That goes for the actors, too: It may not be the subtlest acting ever seen, but you feel their world, believe in it. And that includes the bit players, right down to the cafe owner and the farmer. Notable are two serial creeps played by Joe Anderson and Jason Isaacs, and the women, played by Reilly, Ophelia Lovibond and Amy Sloan. The skill level down the line is strong enough to suggest an English film – perhaps because so many of the supporting cast are English. (Macy is American, Sloan is Canadian.) For his part, Rosenthal takes little credit. “I would probably attribute it more to good casting than to the brilliance of my direction,” he said. “The job of a director, really, is being a policeman and saying, ‘That’s false.’”
He may not have been able to say that to William H. Macy, whose small-town lawyer’s accoutrements — a gimpy arm, a bad toupee and a tragic sense of fashion – strike an unnecessarily false note, despite being true to the character in the novel. “Yeah, it’s delicate when you have a character with things going on,” admitted Rosenthal.
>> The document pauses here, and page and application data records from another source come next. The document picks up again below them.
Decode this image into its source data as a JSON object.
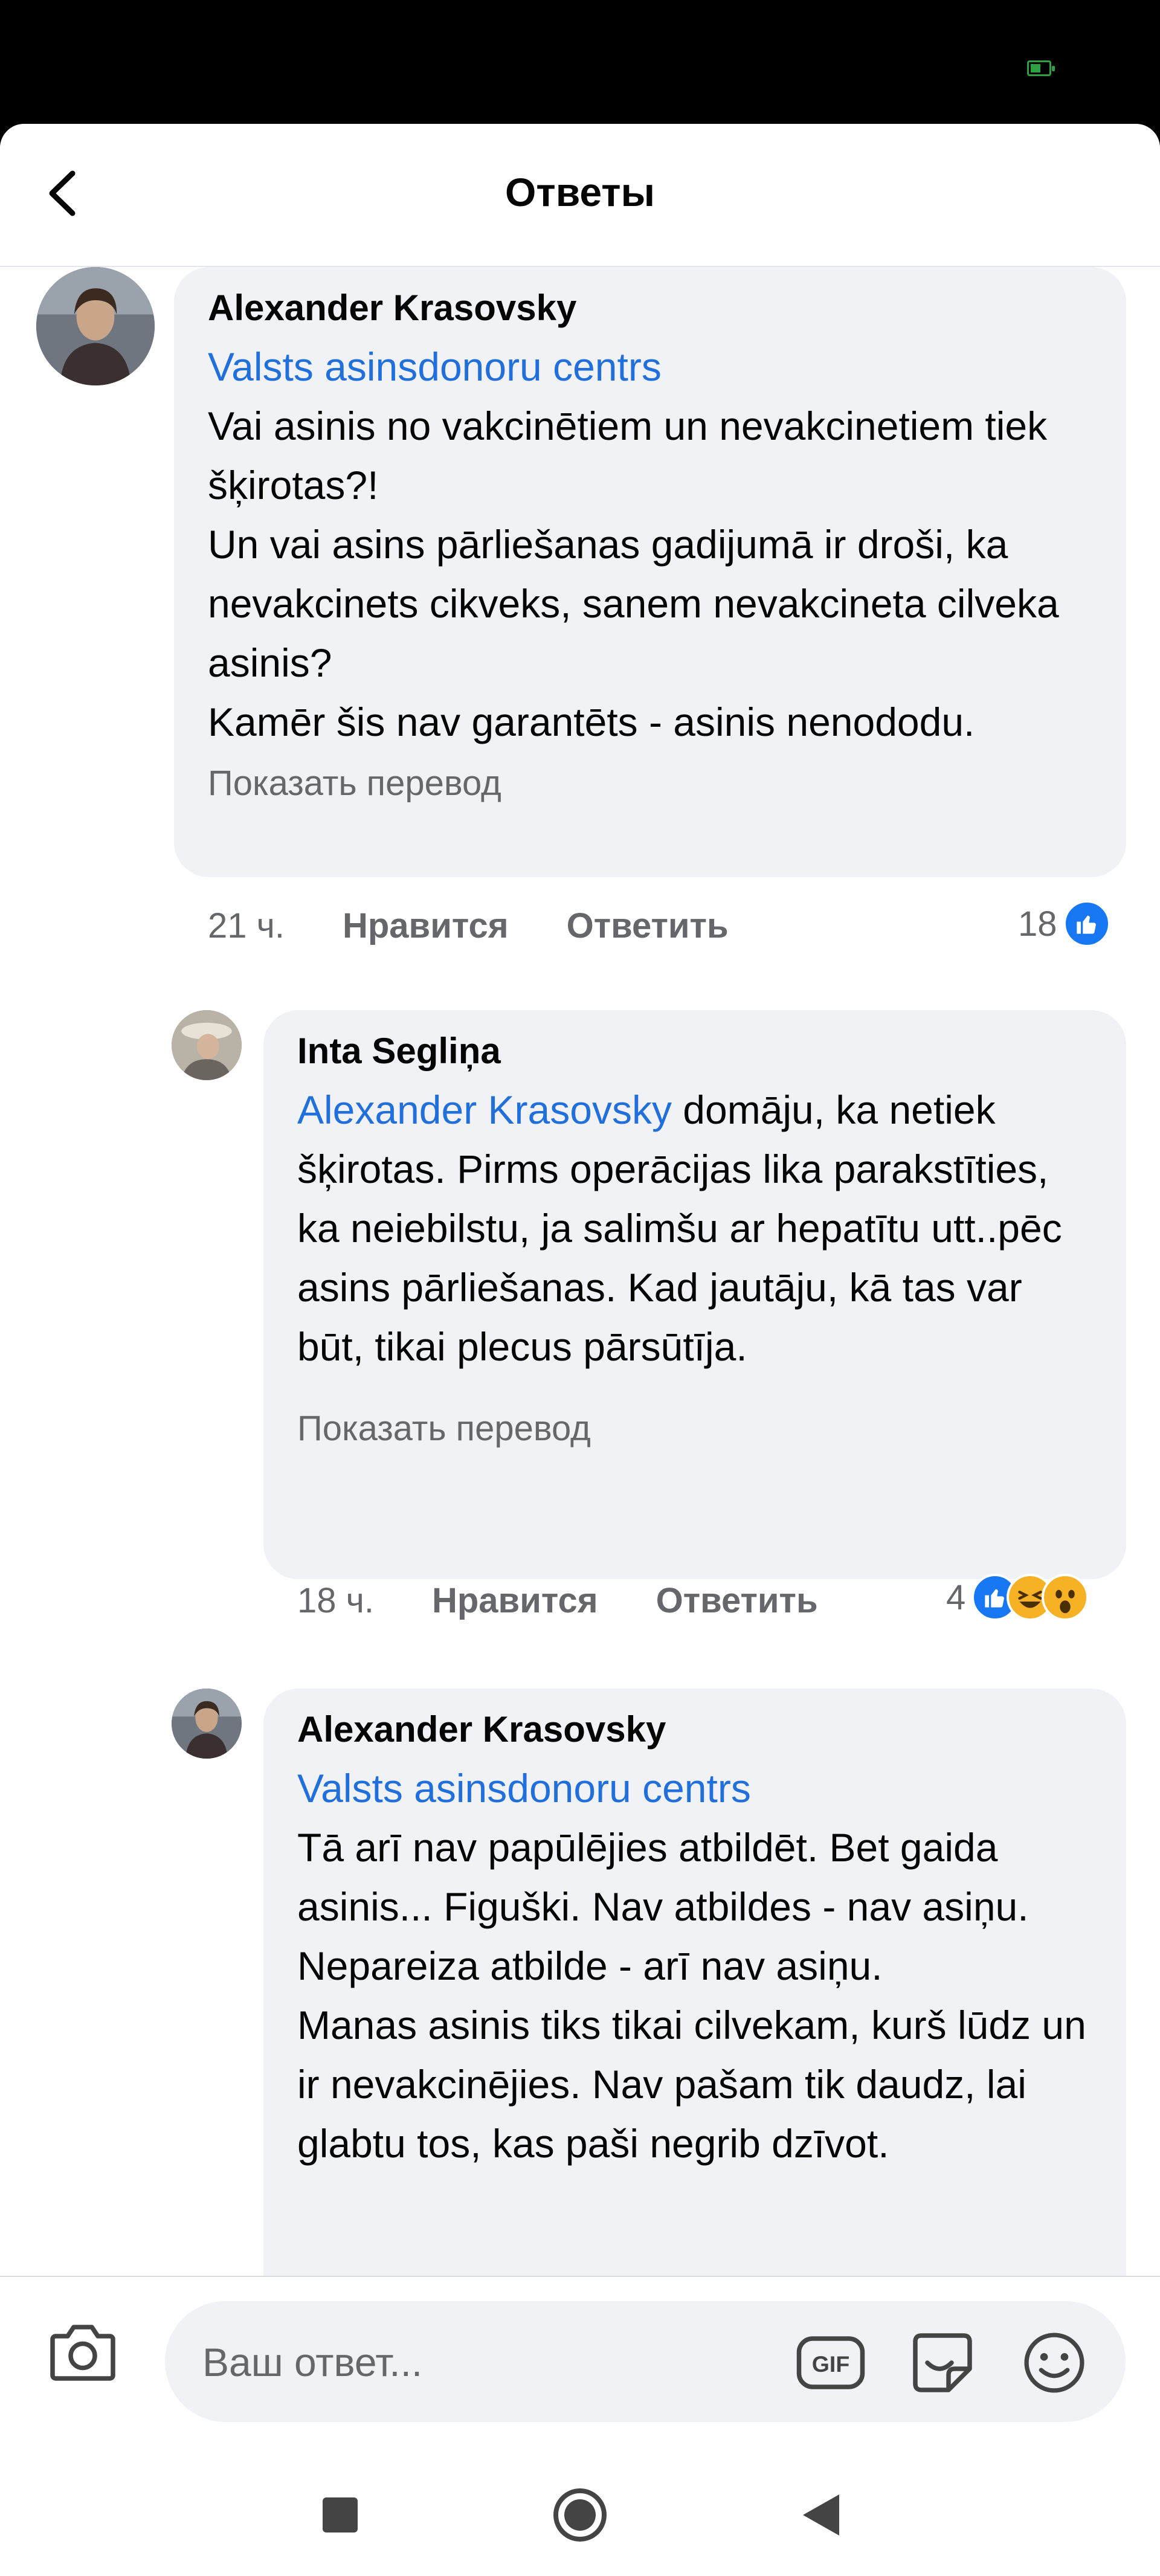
{
  "header": {
    "title": "Ответы"
  },
  "comments": [
    {
      "author": "Alexander Krasovsky",
      "mention": "Valsts asinsdonoru centrs",
      "text": [
        "Vai asinis no vakcinētiem un nevakcinetiem tiek šķirotas?!",
        "Un vai asins pārliešanas gadijumā ir droši, ka nevakcinets cikveks, sanem nevakcineta cilveka asinis?",
        "Kamēr šis nav garantēts - asinis nenododu."
      ],
      "translate": "Показать перевод",
      "time": "21 ч.",
      "like": "Нравится",
      "reply": "Ответить",
      "reactions_count": "18"
    },
    {
      "author": "Inta Segliņa",
      "mention": "Alexander Krasovsky",
      "text": [
        "domāju, ka netiek šķirotas. Pirms operācijas lika parakstīties, ka neiebilstu, ja salimšu ar hepatītu utt..pēc asins pārliešanas. Kad jautāju, kā tas var būt, tikai plecus pārsūtīja."
      ],
      "translate": "Показать перевод",
      "time": "18 ч.",
      "like": "Нравится",
      "reply": "Ответить",
      "reactions_count": "4"
    },
    {
      "author": "Alexander Krasovsky",
      "mention": "Valsts asinsdonoru centrs",
      "text": [
        "Tā arī nav papūlējies atbildēt. Bet gaida asinis... Figuški. Nav atbildes - nav asiņu. Nepareiza atbilde - arī nav asiņu.",
        "Manas asinis tiks tikai cilvekam, kurš lūdz un ir nevakcinējies. Nav pašam tik daudz, lai glabtu tos, kas paši negrib dzīvot."
      ]
    }
  ],
  "composer": {
    "placeholder": "Ваш ответ..."
  },
  "icons": {
    "back": "chevron-left-icon",
    "camera": "camera-icon",
    "gif": "gif-icon",
    "sticker": "sticker-icon",
    "emoji": "smiley-icon",
    "nav_recents": "square-icon",
    "nav_home": "circle-icon",
    "nav_back": "triangle-icon"
  },
  "colors": {
    "mention": "#216fdb",
    "like": "#1877f2",
    "bubble": "#f0f2f5",
    "battery": "#2ea043"
  }
}
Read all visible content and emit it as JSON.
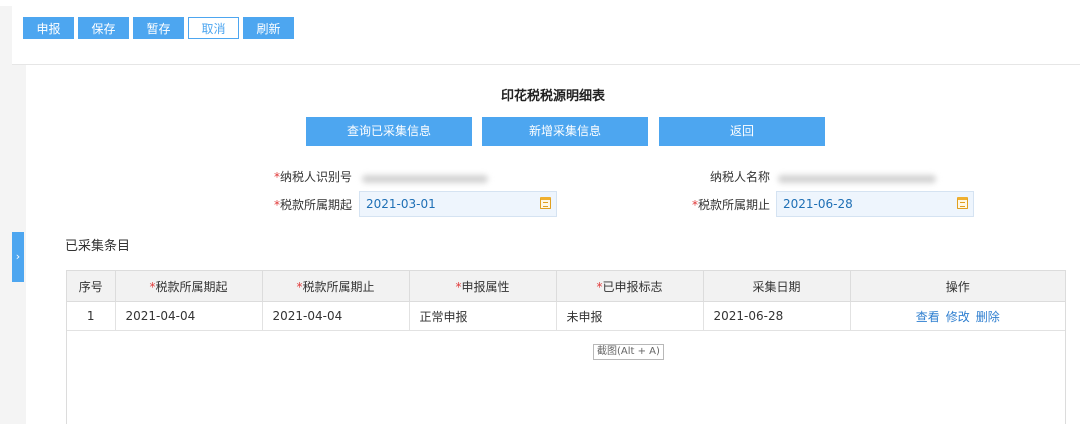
{
  "toolbar": {
    "declare_label": "申报",
    "save_label": "保存",
    "temp_save_label": "暂存",
    "cancel_label": "取消",
    "refresh_label": "刷新"
  },
  "page": {
    "title": "印花税税源明细表"
  },
  "actions": {
    "query_collected_label": "查询已采集信息",
    "add_collect_label": "新增采集信息",
    "back_label": "返回"
  },
  "form": {
    "taxpayer_id_label": "纳税人识别号",
    "taxpayer_name_label": "纳税人名称",
    "period_start_label": "税款所属期起",
    "period_start_value": "2021-03-01",
    "period_end_label": "税款所属期止",
    "period_end_value": "2021-06-28",
    "required_mark": "*"
  },
  "section": {
    "collected_title": "已采集条目"
  },
  "table": {
    "headers": {
      "index": "序号",
      "period_start": "税款所属期起",
      "period_end": "税款所属期止",
      "declare_attr": "申报属性",
      "declared_flag": "已申报标志",
      "collect_date": "采集日期",
      "operation": "操作"
    },
    "rows": [
      {
        "index": "1",
        "period_start": "2021-04-04",
        "period_end": "2021-04-04",
        "declare_attr": "正常申报",
        "declared_flag": "未申报",
        "collect_date": "2021-06-28",
        "ops": {
          "view": "查看",
          "edit": "修改",
          "delete": "删除"
        }
      }
    ]
  },
  "tooltip": {
    "text": "截图(Alt + A)"
  },
  "icons": {
    "calendar": "calendar-icon",
    "expand": "chevron-right-icon"
  },
  "colors": {
    "primary": "#4da6f0",
    "required": "#e03a3a",
    "link": "#2f7fd0",
    "date_text": "#1e6fb5"
  }
}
Then again, it is William H. Macy. Plus, said the director, “I think it’s important to honor the underlying material. But it’s a tough thing, adapting; there are so many stories and so much exposition.”
The material he’s referring to is Matthew F. Jones’s novel, which Jones also adapted. When a producer brought the book to him, Rosenthal said, “He said, ‘You’re going to like this’ and I did. The book is so rich and atmospheric, and the characters are so oddball, special, Coen brothers-esque. And I got very excited about it.”
At that point, Rosenthal was involved with very different material. Just out of the AFI, he had written a dark script that found some interest but only that. Then he went in a different direction, directing the comedy "Watch This Movie," starring Seth Myers, and a romantic comedy, "Falling Up," that featured, among others, Snoop Dogg. After that he wrote and directed "Janie Jones," starring Abigail Breslin and based on his own life and that of his daughter, who he didn’t meet until she was 11. (She’s now 24.) That opened up some opportunities, and when "A Single Shot" presented itself, Rosenthal put together a video look-book of film clips, including "There Will Be Blood," "Harlan County USA," "No Country For Old Men," Kurasawa’s "Ran," and music by Arvo Pärt. He got the job.
The movie has some interesting history, the project having “unraveled” in 2011, losing its financing and another good cast in the process. “Most films just go down when that happens,” said Rosenthal, but this one managed to come back thanks to the tenacity of Coen and the other producers. Distribution remains under discussion.
In any case, Rosenthal and Rockwell, both of whom work out/box at the Fortune Gym in Hollywood, are developing a project with producer Michael Costigan about the early 20th-century prize-fighter Billy Miske, who fought one last fight to provide Christmas gifts for his family despite being seriously ill and miraculously won only to die on New Year’s Day.
Obviously, these guys wanted something light and fluffy to follow up their sojourn in the dark woods.